Not all of the rate hike is going toward green jobs. According to EGP News, three quarters of the rate hike pays for current water and power systems provided by the Los Angeles Department of Water and Power, and one quarter of the rate hike pays for new clean energy systems. The bill also implements a larger rate hike on users that consume more water and power, as well as businesses. The quarter of the rate used to provide green jobs and new power sources is called a carbon reduction surcharge.
The carbon reduction surcharge is required by California law. State law penalizes utilities that do not switch over to renewable energy. Failure of this bill costs the City of Los Angeles as much as $300 million in fines, according to the mayor, as reported by NBC Los Angeles. Carbon reduction surcharges are promoted by the former Vice President and green energy advocate Al Gore. Al Gore is pleased with Mayor Villagairosa’s plan, according to LAist.
Or why a business would still have to keep these records even if there was no climate change. We still would not be able to rely on carbon based fuels to their current extent, and it would still be necessary to account for potential risks based on their use.
Recall that all petroleum based resources are being depleted. The famous engineer M. King Hubbert predicted that the United States would eventually drain its oil reserves and turn to imported petroleum. Eventually the other countries would start running low as well, as Britain depleted the fields in the North Sea and Mexico and Saudi Arabia are exhausting their reserves. Eventually the oil companies will be forced to turn to more difficult to reach oil sources, such as the bottom of the ocean, shale rocks, and reservoirs of impure, high sulfur oil.
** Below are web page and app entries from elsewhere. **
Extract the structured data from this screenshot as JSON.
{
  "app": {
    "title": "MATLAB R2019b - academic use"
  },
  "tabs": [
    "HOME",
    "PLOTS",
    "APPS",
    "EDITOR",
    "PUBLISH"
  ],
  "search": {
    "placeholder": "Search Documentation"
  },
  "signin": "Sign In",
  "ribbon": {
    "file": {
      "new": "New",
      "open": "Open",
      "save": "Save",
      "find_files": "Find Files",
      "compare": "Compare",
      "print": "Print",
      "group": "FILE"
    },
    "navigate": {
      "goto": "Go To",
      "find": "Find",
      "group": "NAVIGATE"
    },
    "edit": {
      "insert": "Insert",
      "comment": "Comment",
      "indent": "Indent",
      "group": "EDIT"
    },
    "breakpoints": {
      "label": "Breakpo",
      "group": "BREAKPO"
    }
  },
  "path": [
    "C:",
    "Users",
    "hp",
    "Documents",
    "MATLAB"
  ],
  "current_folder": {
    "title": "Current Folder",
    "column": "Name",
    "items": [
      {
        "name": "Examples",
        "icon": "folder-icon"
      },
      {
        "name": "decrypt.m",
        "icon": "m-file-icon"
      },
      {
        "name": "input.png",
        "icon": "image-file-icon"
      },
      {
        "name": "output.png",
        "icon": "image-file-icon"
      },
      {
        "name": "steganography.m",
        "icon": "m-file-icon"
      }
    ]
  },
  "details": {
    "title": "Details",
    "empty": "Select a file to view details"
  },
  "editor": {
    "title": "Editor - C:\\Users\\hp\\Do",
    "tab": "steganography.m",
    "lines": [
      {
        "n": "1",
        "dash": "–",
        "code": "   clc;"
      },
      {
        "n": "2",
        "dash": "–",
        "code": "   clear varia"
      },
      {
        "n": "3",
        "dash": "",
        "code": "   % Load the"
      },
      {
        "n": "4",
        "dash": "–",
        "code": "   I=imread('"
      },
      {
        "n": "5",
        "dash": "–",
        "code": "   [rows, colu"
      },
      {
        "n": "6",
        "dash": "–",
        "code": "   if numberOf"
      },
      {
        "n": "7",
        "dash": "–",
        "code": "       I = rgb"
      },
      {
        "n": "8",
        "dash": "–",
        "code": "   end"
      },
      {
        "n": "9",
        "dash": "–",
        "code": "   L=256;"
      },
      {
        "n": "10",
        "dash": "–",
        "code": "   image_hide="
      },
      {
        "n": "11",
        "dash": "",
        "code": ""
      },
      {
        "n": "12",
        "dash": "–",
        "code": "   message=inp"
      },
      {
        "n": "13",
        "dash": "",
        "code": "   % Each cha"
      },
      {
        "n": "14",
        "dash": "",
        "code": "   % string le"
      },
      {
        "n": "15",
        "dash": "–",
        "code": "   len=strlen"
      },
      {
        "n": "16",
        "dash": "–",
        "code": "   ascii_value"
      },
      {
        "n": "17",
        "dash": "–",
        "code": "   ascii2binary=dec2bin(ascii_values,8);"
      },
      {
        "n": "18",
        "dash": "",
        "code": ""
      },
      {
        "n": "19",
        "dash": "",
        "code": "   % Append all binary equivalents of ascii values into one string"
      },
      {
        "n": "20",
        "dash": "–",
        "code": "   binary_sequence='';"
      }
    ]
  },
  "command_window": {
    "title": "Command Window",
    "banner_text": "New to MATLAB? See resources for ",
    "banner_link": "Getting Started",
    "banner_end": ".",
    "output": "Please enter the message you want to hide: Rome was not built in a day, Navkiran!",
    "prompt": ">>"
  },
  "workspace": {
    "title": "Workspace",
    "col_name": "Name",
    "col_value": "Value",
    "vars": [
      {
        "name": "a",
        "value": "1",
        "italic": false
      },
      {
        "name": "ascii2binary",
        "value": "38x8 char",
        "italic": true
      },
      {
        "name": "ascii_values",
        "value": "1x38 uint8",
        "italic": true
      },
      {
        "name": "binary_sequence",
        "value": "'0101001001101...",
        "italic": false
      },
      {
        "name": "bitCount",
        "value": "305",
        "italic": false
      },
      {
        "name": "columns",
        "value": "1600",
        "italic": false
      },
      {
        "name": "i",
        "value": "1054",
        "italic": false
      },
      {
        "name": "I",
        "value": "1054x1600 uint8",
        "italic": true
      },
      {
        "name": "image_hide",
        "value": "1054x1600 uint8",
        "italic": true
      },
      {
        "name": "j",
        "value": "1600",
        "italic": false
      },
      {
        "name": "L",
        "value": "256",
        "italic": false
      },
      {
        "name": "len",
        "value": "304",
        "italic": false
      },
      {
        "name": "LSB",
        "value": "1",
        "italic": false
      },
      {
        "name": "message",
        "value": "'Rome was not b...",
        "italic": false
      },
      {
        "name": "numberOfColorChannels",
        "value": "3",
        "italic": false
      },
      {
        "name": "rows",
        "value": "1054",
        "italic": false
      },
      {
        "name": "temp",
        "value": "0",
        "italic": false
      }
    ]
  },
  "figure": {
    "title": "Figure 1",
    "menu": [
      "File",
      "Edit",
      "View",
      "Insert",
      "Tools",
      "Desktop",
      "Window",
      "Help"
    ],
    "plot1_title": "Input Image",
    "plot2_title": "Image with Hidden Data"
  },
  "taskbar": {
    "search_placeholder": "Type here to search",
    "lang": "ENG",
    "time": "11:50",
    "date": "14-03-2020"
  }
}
This will definitely raise petroleum prices, so any company that currently uses just in time inventory and has long supply chains is extremely vulnerable to a sudden price spike like the one that occurred in the summer of 2008. Since petroleum prices affect all inputs, this will add a significant amount to cost of goods manufactured and cost of goods sold in the future. It is possible to estimate the increase in oil prices, although this is complicated by the rumors that many companies and nations are overstating their reserves. Natural gas is also a limited resource, so similar characteristics apply.
Petroleum sources will still create external pollution. Especially with lower quality sources which are more likely to be present in the future, sulfur and nitrogen released in the burning fuel will still create harmful compounds in the atmosphere, such as smog and acid rain. Note that these types of pollutants can travel large distances, including over the ocean. Factories in China are capable of releasing particles that can cross the Pacific Ocean and cause harmful effects in the United States. Since these types of effects can create a negative externality that places a cost on another nation, it is also likely that new international treaties and laws will be passed which restrict a company’s actions. Coal usage creates the same issues when it is used as a fuel source.
Al Gore makes some of the same arguments, emphasizing that not only are oil resources dwindling, but that their concentration in unstable regions of the world is a cause of resource wars. He also mentions that cap and trade legislation has many flaws, although the alternative of doing nothing would risk much greater negative consequences. Cap and trade can also have positive effects on a company’s balance sheet, depending on the situation it is in. Gore ends the article with a Churchill quote, “Sometimes doing your best is not good enough. Sometimes, you must do what is required.” Inspiring and brings to mind another Churchill quote, “One ought never to turn one’s back on a threatened danger and try to run away from it. If you do that, you will double the danger. But if you meet it promptly and without flinching, you will reduce the danger by half.”